I dreamed of home for too long, while growing old, and more ill. I have stopped dreaming because the dreams hurt too much when I can’t manifest them. I’m stuck in a place where I never wanted to live–a desert floodplain, a moldy old trailer full of clutter, alone.
Yet even here there is astonishing beauty: from glorious sunset skies to the hearts of flowers. My hearth is a solar oven under the desert sky, and many months of the year I walk the adobe paths barefoot, connecting physically with the Earth. My heart opens to the sparrow that feeds from my hand, the butterflies that flutter atop the Tithonia that now volunteers each summer (only water added). My virtual friends (from a private Facebook group for mindfulness writing) can be as fragranced or “smoky” as they wish without adversely impacting me, their comments on my daily postings an eagerly anticipated joy.
Some days I’m more “at home” than other days. But in seeking a “small stone” to post, there are at least moments of connection. The late light will create beauty from a dingy aluminum trailer and last season’s Tithonia stalks. The photo and poem posted to the Facebook group will evoke appreciative comments that bring the moment back to life. And months later, feelings evoked by that moment and by others’ appreciation echo again as I come across the picture.
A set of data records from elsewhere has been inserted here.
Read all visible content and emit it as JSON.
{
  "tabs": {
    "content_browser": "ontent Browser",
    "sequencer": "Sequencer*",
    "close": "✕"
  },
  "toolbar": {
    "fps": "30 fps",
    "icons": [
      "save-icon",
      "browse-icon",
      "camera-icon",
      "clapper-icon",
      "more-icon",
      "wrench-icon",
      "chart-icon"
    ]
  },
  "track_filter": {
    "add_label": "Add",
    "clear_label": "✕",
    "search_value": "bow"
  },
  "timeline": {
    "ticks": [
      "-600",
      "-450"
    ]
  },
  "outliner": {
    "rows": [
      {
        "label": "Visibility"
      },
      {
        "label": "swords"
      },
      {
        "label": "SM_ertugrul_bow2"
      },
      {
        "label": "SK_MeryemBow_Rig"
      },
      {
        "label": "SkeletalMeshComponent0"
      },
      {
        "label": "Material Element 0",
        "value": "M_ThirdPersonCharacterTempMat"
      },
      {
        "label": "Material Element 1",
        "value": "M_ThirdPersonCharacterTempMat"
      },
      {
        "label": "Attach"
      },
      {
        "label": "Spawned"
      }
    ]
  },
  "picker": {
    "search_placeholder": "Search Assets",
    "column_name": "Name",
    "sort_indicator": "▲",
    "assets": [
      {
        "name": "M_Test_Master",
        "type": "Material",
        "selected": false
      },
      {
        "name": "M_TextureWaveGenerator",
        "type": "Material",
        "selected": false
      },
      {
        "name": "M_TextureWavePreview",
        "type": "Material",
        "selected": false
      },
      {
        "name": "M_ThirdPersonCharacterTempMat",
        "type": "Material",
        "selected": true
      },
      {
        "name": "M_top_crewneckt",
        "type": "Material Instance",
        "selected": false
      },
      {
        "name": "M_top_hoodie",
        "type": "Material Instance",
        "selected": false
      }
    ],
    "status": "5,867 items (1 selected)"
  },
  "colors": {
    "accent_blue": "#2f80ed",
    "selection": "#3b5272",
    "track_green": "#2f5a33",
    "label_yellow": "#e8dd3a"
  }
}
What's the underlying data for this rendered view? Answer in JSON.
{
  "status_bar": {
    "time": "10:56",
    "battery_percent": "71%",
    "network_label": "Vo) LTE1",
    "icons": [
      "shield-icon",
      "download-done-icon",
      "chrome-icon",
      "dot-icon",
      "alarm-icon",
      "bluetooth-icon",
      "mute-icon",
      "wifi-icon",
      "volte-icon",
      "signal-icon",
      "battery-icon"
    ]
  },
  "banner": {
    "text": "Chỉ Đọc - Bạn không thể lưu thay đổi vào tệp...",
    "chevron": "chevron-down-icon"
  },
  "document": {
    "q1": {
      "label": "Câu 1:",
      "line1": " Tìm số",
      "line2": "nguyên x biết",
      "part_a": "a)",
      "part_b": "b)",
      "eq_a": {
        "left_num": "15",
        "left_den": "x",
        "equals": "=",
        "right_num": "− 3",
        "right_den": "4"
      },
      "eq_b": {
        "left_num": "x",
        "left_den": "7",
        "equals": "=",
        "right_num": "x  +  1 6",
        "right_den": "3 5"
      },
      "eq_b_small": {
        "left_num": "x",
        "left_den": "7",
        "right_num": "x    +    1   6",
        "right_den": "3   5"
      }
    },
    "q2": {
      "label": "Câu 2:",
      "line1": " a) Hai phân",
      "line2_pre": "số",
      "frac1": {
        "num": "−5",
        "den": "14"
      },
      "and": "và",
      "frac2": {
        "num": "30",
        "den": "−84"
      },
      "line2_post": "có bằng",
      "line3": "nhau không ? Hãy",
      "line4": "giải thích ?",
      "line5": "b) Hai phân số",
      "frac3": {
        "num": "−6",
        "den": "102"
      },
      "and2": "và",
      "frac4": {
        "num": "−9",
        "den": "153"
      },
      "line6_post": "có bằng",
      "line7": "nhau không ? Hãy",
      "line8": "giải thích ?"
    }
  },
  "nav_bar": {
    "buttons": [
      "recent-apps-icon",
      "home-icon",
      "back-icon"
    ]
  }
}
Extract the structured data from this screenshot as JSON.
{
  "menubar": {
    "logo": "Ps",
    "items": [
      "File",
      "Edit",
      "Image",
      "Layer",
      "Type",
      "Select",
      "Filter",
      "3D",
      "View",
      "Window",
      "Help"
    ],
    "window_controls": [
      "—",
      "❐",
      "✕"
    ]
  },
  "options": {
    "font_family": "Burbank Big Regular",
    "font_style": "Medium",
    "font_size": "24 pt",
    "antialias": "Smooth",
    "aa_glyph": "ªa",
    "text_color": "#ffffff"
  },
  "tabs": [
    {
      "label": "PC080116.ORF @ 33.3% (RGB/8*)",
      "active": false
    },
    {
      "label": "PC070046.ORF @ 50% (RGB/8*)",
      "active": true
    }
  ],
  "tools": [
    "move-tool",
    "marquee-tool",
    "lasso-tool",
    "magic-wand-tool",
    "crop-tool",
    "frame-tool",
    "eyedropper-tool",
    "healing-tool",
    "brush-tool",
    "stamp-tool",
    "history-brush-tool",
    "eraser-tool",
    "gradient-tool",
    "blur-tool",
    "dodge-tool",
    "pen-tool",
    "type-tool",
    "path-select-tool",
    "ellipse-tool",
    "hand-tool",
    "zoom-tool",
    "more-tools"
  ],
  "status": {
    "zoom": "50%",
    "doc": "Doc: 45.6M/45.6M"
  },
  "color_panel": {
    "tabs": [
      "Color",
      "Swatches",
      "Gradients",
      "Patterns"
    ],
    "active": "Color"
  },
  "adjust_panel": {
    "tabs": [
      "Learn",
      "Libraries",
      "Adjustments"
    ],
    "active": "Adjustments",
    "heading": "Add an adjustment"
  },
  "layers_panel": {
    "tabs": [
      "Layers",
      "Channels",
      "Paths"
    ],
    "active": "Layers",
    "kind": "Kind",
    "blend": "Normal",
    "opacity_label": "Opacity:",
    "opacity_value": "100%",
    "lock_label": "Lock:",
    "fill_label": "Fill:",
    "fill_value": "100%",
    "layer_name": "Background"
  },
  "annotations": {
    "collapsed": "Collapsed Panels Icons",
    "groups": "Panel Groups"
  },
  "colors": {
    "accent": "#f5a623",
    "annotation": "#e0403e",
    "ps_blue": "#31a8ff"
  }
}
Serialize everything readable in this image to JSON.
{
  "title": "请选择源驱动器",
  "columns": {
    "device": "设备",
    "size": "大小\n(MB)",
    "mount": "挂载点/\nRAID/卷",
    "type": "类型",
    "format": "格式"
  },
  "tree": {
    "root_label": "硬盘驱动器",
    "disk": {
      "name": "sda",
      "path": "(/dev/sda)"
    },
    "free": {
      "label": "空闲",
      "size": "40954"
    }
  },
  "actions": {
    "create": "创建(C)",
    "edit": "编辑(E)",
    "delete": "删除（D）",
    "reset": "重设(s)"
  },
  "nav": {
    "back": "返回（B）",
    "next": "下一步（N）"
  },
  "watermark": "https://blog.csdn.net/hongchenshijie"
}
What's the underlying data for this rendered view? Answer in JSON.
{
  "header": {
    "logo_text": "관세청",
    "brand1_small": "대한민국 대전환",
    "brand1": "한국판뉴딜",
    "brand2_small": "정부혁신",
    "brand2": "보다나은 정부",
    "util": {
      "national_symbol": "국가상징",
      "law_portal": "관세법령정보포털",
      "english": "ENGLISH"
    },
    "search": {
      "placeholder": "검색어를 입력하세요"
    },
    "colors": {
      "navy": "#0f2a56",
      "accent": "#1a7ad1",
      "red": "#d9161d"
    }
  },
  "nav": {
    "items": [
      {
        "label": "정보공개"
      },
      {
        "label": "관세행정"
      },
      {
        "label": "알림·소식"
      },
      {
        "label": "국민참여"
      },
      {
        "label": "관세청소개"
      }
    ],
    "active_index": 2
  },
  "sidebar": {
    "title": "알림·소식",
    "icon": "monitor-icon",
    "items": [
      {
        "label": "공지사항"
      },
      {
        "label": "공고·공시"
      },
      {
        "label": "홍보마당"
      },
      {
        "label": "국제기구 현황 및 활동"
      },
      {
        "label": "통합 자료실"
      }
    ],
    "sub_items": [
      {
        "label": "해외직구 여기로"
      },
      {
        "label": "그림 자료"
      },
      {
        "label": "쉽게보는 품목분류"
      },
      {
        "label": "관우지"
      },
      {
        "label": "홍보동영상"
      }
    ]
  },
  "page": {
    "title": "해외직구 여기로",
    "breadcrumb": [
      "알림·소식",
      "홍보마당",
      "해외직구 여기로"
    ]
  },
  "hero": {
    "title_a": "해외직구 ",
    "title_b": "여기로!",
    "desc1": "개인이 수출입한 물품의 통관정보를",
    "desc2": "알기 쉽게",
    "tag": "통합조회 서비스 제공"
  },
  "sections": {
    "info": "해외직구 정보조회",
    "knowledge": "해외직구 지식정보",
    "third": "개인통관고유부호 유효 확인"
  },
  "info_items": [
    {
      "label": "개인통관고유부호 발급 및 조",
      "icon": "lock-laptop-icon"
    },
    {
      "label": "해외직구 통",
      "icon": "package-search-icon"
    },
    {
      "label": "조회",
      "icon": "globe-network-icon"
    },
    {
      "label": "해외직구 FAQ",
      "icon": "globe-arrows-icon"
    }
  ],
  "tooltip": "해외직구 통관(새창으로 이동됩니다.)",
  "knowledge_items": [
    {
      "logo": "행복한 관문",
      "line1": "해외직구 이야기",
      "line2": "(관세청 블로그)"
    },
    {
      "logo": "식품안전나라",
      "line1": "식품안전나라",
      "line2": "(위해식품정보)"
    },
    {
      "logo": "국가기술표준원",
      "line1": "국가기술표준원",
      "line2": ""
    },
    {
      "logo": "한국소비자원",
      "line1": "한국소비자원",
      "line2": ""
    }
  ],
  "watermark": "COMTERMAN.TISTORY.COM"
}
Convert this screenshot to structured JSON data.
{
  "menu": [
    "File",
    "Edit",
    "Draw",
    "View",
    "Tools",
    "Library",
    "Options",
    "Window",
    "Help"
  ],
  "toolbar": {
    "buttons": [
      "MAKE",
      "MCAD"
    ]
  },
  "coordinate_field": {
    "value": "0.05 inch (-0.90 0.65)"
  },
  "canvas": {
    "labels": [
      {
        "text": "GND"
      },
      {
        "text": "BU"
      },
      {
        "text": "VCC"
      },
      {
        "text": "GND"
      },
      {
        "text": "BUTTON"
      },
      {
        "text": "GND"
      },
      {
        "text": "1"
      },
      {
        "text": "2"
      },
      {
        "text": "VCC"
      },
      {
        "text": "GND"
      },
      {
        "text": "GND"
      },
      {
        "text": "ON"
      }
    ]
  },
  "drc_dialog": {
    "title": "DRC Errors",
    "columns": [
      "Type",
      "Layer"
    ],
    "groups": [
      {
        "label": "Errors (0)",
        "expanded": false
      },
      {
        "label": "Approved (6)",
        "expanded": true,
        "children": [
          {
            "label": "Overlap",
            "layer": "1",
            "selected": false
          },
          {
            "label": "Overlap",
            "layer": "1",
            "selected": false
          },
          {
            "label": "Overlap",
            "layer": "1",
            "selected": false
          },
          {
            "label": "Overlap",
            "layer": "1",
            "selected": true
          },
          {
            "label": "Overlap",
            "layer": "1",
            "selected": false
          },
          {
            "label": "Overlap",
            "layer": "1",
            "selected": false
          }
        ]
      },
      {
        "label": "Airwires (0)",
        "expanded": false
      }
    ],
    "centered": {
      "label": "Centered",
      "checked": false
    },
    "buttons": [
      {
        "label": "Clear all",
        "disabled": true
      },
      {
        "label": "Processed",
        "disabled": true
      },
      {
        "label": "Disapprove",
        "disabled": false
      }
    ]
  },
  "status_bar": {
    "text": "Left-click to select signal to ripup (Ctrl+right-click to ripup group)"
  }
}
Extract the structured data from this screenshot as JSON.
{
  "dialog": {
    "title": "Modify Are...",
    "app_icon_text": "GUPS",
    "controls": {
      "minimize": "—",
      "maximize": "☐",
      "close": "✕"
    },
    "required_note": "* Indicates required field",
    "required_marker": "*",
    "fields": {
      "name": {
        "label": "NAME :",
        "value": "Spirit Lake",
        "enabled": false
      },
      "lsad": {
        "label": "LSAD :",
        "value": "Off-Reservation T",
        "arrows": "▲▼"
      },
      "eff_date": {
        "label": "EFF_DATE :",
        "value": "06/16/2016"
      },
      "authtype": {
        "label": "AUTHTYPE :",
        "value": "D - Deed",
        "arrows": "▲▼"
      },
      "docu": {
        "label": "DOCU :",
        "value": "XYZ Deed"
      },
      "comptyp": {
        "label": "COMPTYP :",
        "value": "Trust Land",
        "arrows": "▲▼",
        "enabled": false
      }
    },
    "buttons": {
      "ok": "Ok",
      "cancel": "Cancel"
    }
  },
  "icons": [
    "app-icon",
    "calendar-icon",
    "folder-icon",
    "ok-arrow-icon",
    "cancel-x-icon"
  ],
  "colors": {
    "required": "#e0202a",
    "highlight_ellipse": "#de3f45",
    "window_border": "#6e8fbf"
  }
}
For me, photos are powerful reminders, re-evokers of positive emotions and heart connections, bringing needed healing and hope. And so for this first Photo101 assignment I’m posting not a brand new photo but the one that came to mind when I wondered, “What does Home mean to me?”
a bit of Earth on which to ground
sunshine for the heart/h
the beauty of the late light
and even a cozy niche on social media